Bezique, the forerunner of the card game Pinochle, was invented in the early 1800s in Sweden. By the 1850s, it was a hit all across Europe, and it soon arrived in America. It's still widely enjoyed in Britain. Over the years there have been many exciting variations of Bezique. In this article, you will. learn how to play classic Bezique, Rubicon Bezique, and Chinese Bezique.

Let's get started with traditional Bezique:

Number of players: Two

Card Term Glossary
Here's a quick reference for some of the card language you will find in this article.

Follow suit: To play a card of the suit led.

To play the first card to a trick.

Marriage: A meld consisting of the king and queen.

Meld: A combination of cards with scoring value, generally three or more cards in sequence in one suit or all of the same rank; also, to show or play such a combination.

Stock: The undealt cards available for future use.

Table: The playing area; also, to lay down a meld on the playing area.

A round of cards played, one from each player's hand.

A suit designated to be higher ranking than any other suit; any card in that suit. Also, to play a trump card on a trick.

Upcard: The first card turned up after a deal, often to begin play or initiate a discard pile.

For a complete listing of card terminology,
click here.

Object: To score points by melding and by taking tricks containing aces and 10s (brisques).

The cards: Two sets of 32 cards, consisting of aces through 7s, are shuffled together into one 64-card deck. Cards rank -- from high to low -- A-10-K-Q-J-9-8-7.

To play: Deal eight cards to each player, in groups of three, two, and three, and then turn up a card. This "upcard" will designate which suit will be trump. Place that card face up and so that it is slightly sticking out from under the draw pile. If the trump upcard is a 7, dealer scores 10 points immediately.

Nondealer starts play by leading any card. At this stage of play, and as long as there remain cards to draw, you are not obliged to follow suit; you may play any of your cards.

The highest trump in a trick wins it, or, if there is no trump card, the highest card of the suit led wins it. When two identical cards contend for the same trick (for example, two
10s), the first one played wins the trick.

The winner of each trick scores 10 points for each ace or 10 (also called a "brisque") it contains, and may also table one meld. (You may tally the 10 points for a 7 of trumps along with a meld, and if you table the first 7 of trumps you may also trade it for the trump upcard.) Tally all points when you meld as you score them (see "Melds in Bezique" table below). Tally brisques at the end of the hand.

Both players take a new card from the stock, with the winner of the previous trick drawing first and then leading to the next trick.

Melded cards stay on the table until the stock is used up, but you may still play them on tricks.

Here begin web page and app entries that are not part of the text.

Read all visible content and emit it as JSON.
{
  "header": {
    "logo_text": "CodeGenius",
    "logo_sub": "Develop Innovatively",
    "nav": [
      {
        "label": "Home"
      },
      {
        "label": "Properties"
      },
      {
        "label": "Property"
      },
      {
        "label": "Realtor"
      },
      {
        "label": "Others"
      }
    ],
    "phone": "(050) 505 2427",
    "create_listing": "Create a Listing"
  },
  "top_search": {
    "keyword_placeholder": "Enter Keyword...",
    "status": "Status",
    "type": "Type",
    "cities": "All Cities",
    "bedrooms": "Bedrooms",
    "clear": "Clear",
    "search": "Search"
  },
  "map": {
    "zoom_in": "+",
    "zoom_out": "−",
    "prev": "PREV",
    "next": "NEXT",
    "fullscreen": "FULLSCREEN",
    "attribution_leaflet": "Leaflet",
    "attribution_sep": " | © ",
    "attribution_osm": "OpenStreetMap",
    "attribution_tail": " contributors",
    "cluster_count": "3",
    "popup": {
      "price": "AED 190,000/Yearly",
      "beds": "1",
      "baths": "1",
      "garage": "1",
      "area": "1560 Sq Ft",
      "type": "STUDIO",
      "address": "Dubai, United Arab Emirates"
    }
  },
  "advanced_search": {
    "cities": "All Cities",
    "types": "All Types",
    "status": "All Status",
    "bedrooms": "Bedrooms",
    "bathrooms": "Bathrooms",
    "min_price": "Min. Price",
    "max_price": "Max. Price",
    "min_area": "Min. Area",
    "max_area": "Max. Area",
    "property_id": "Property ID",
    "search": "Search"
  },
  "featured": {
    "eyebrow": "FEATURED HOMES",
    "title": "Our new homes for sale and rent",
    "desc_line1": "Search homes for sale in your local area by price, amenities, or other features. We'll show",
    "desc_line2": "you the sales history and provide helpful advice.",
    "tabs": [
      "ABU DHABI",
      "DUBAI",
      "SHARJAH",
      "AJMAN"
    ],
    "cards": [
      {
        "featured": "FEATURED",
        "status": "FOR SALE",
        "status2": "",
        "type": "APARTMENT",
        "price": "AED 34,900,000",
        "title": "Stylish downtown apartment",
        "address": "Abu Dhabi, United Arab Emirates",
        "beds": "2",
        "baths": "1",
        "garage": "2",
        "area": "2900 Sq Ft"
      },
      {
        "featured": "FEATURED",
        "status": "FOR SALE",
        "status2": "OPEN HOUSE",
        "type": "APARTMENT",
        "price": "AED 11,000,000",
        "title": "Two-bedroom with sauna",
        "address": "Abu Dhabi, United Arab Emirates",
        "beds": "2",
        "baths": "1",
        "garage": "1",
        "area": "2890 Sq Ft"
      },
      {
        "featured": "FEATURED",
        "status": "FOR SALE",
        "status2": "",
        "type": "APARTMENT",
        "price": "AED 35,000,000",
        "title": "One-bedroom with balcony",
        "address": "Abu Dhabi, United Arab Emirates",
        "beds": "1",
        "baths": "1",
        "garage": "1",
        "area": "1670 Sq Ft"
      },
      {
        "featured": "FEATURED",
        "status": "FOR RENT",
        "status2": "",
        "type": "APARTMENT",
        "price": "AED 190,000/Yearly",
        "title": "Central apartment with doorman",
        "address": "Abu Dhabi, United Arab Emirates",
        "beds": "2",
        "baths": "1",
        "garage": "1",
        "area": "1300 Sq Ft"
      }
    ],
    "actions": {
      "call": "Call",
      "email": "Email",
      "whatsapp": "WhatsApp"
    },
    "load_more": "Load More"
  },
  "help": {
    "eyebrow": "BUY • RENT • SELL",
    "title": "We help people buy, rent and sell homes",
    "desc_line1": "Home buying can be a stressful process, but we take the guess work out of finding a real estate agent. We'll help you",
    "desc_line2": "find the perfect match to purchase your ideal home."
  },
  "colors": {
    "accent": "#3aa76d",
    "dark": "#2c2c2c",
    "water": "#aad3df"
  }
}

A card you meld one time can be used again, but only in a different meld and only with a winning trick. For example:
Q melds with K in a marriage and can also meld later for 60 points with Q--Q-Q. But it can't meld with a second K -- a completely new pair is needed to score the second marriage.

When only the upcard and one draw card remain, the upcard goes to the trick-loser. Put your remaining melded cards back in your hand, with the winner of the previous trick taking the last draw card and leading to the next trick. In the play of the final eight cards, each player must follow suit and also must win a trick whenever possible. Whoever wins the final trick scores an extra 10 points.

In Bezique, you want to make a royal marriage.
©2006 Publications International, Ltd.
Dealt this hand, you want to win a trick so that you can exchange the
7 for the K (pulled out here for clarity), giving you an immediate
40-point trump marriage (
K-Q). You should not play an ace, which
would reduce your chance to complete a meld of 4 aces. The
10 is a possible
lead, though it gives opponent the chance to win a brisque.
Instead, you could try either
J, but as a card of lower rank,
it is a more likely loser.

Scoring: The first player to accumulate 1,000 points -- or any other agreed-upon sum -- wins.

Bezique, the forerunner of the card game Pinochle, was invented in the early 1800s in Sweden.

Tips: The play in Bezique has 32 tricks, in which your opponent will try to trump any ace or 10 you lead. Therefore, you should save your 10s to win lower cards when your opponent leads. Meanwhile, there's usually a difficult suit for your opponent to win tricks in. Even if you lead low cards of that suit, it may cause discomfort: Players want to hold on to melding cards (aces, kings, queens, the 10 and jack of trumps, and Q and J for a possible 500-point double bezique). Yet each player can hold just eight cards! If you have a big meld near the end of the game -- for example, Q-Q-J-J -- you may not have time to meld it in two stages to score an extra 40 points. Your opponent may see through that plan and prevent you from winning a second trick and the additional 500 points.

Now that you've learned the basics of classic Bezique, move on to the next section to discover two challenging variations -- Rubicon Bezique and Classic Bezique.